-------- GIVEN RECORDS --------

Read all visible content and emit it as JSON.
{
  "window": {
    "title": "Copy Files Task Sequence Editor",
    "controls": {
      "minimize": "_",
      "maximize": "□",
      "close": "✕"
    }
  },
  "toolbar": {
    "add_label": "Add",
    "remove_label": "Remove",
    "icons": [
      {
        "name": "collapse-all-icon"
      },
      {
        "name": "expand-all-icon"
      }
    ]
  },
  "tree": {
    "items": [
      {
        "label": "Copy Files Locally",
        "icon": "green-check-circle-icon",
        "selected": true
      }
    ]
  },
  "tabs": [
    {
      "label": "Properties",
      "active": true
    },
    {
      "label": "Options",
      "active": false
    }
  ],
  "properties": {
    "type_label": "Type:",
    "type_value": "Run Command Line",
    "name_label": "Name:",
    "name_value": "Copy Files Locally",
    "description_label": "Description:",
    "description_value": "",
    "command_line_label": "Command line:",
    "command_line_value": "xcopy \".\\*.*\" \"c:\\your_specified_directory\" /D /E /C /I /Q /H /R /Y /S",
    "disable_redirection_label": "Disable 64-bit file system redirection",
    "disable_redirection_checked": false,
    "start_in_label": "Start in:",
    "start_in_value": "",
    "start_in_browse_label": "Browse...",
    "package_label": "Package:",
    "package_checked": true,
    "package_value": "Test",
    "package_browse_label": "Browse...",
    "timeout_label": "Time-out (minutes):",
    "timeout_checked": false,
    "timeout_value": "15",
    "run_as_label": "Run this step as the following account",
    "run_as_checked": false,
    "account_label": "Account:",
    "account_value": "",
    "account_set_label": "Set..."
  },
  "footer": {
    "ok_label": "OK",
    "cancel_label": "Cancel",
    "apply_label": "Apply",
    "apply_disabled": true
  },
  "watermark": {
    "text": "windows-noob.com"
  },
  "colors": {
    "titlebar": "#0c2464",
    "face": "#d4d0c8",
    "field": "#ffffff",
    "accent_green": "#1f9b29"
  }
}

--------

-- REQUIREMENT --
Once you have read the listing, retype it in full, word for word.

-- SOLUTION TO THIS PROBLEM --
Read all visible content and emit it as JSON.
{
  "window": {
    "title": "Copy Files Task Sequence Editor",
    "controls": {
      "minimize": "_",
      "maximize": "□",
      "close": "✕"
    }
  },
  "toolbar": {
    "add_label": "Add",
    "remove_label": "Remove",
    "icons": [
      {
        "name": "collapse-all-icon"
      },
      {
        "name": "expand-all-icon"
      }
    ]
  },
  "tree": {
    "items": [
      {
        "label": "Copy Files Locally",
        "icon": "green-check-circle-icon",
        "selected": true
      }
    ]
  },
  "tabs": [
    {
      "label": "Properties",
      "active": true
    },
    {
      "label": "Options",
      "active": false
    }
  ],
  "properties": {
    "type_label": "Type:",
    "type_value": "Run Command Line",
    "name_label": "Name:",
    "name_value": "Copy Files Locally",
    "description_label": "Description:",
    "description_value": "",
    "command_line_label": "Command line:",
    "command_line_value": "xcopy \".\\*.*\" \"c:\\your_specified_directory\" /D /E /C /I /Q /H /R /Y /S",
    "disable_redirection_label": "Disable 64-bit file system redirection",
    "disable_redirection_checked": false,
    "start_in_label": "Start in:",
    "start_in_value": "",
    "start_in_browse_label": "Browse...",
    "package_label": "Package:",
    "package_checked": true,
    "package_value": "Test",
    "package_browse_label": "Browse...",
    "timeout_label": "Time-out (minutes):",
    "timeout_checked": false,
    "timeout_value": "15",
    "run_as_label": "Run this step as the following account",
    "run_as_checked": false,
    "account_label": "Account:",
    "account_value": "",
    "account_set_label": "Set..."
  },
  "footer": {
    "ok_label": "OK",
    "cancel_label": "Cancel",
    "apply_label": "Apply",
    "apply_disabled": true
  },
  "watermark": {
    "text": "windows-noob.com"
  },
  "colors": {
    "titlebar": "#0c2464",
    "face": "#d4d0c8",
    "field": "#ffffff",
    "accent_green": "#1f9b29"
  }
}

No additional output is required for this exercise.